The Illinois Supreme Court agreed to hear a case regarding the FutureGen clean-coal project in central Illinois.
The high court said it would consider whether state utilities must buy electricity from the Morgan County facility. A 2012 ruling required companies like ComEd to sign 20-year contracts for FutureGen-produced power.
The Illinois Commerce Commission approved ComEd’s Grand Prairie Gateway Project, a new transmission line that will run across DeKalb, Ogle, Kane and DuPage counties.
Construction is set to begin after April 2015 for the line to be in service by June 2017. The line will require about 400 steel power poles from ComEd’s existing substation just east of the Kane County line to the substation in Byron.

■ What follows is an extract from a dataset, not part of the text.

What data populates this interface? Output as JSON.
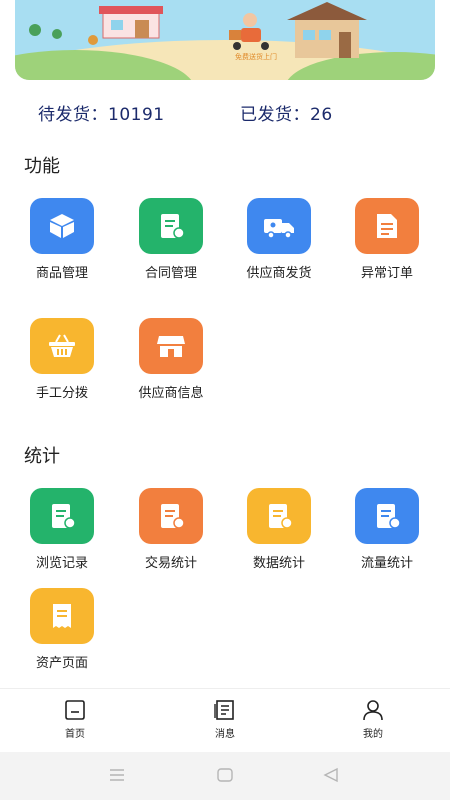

ComEd is almost done gathering public input for a proposed transmission line in northern Illinois. The next step is getting approval from state regulators. Ahead of that decision, residents in one community hope the Illinois Commerce Commission endorses a route that doesn't affect their properties.
Northern Illinois needs a faster, more reliable electrical grid. That’s why Com Ed is being advised to build a 57-mile-long high-power transmission line stretching across four counties. The company that supplies electricity to most of the region is holding open houses about the project it’s calling “The Grand Prairie Gateway.”
Illinois Governor Pat Quinn vetoed legislation yesterday that would have paved the way for increases in electric rates. The bill applies to the state's largest electric utilities: ComEd and Ameren. They're trying to secure a rate hike in order to pay for upgrades to their smart grid. Normally, the utilities have to go through a state regulator, but that agency said "no" to rate hikes. So the companies have been trying a different strategy.
Planting will begin soon along a DeKalb nature trail that was clear-cut below Com Ed power lines last November. The group tasked with coming up with a restoration plan presented it to the public last night.